Coal Porter - Most surprising about this porter is that it doesn't or feel like a porter at all. My first question after looking at it is whether or was poured on nitro or not, but apparently it normally pours as if it was. Super creamy mouthfeel with a decent amount of white head combine to what most would equate with a milk stout. Other than the creaminess, it's malty and contains the typical notes of a porter.

All in all, Steamworks is an excellent place to hit up for good beer, great food, and watching three hockey games at the same time. Do yourself a favor to and go for the taster tray.

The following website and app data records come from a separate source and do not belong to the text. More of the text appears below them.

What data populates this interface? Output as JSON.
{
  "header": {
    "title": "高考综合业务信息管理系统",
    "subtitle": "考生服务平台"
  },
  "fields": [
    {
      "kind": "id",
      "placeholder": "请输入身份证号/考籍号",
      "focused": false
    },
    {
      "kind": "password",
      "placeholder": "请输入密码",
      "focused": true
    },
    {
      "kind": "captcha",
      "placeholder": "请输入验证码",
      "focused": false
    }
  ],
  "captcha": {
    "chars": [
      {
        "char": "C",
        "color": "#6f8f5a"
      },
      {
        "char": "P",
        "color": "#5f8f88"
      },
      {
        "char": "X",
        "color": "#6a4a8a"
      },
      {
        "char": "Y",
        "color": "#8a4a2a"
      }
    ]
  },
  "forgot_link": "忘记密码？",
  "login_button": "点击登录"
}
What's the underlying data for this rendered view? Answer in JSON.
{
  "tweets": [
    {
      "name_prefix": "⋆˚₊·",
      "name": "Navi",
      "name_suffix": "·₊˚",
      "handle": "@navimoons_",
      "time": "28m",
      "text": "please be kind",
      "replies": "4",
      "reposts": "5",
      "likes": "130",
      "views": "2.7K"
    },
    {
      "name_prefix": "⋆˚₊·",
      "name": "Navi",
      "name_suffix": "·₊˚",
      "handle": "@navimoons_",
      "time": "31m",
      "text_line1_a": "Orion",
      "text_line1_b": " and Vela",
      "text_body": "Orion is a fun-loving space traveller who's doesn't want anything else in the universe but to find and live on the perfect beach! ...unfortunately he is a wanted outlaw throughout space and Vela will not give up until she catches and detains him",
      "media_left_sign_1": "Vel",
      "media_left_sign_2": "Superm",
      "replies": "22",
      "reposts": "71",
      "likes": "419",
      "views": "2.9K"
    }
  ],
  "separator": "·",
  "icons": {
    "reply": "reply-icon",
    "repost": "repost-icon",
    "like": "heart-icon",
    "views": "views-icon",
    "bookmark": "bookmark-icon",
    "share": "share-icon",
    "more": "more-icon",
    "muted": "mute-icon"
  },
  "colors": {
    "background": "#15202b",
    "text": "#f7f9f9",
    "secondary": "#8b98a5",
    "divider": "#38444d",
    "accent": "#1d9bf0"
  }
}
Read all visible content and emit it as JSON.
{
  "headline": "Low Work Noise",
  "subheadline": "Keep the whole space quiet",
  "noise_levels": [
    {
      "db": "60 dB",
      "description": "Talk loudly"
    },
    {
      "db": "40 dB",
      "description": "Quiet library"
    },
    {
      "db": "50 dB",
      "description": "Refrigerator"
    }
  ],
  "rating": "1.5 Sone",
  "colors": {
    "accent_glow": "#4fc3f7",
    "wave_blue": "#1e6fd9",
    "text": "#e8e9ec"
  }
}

With eight little beers in us, it was time to do what any great Canadian citizen would do; go to a soccer match! Ok, so maybe soccer isn't quite as popular as hockey, but Vancouver is home to Major League Soccer's Vancouver Whitecaps FC. As fellow Cascadians (Go Timbers!), Josh and I thought it would be fun to round out the night by watching the Whitecaps take on FC Dallas in the brand new BC Place stadium. While the crowd wasn't nearly as rowdy as what we're used to in our respective cities (Go Timbers!), the match itself was thrilling and the crowd really got into it towards the end. For you beer fans, the picture is much bleaker. 99% of the vendors only carry Budweiser and I had never heard of the couple of micros we found. They also only come in little plastic cups, but on the bright side, the come with a Starbucks-esque top so you don't spill on your way to your seat or dump it on your face. Hooray safety! Vancouver ended up winning 1-0 and the closest thing we saw to a soccer riot was a drunk guy unsuccessfully kicking a road barrier (Go Timbers!).

With a full day of Vancouver under our belts and a night of restful slumber, it was time to head back home. A huge thank you goes out to Steve for his great dining suggestions, Tourism BC for information on lodging, and the Coast Coal Harbour hotel for such incredible hospitality and fantastic room service. Another shout out goes to the US border guards who have on file no less than 50,000 photos of Josh and I crossing into the country. USA! USA! USA!

Steamworks Brewing Company on Urbanspoon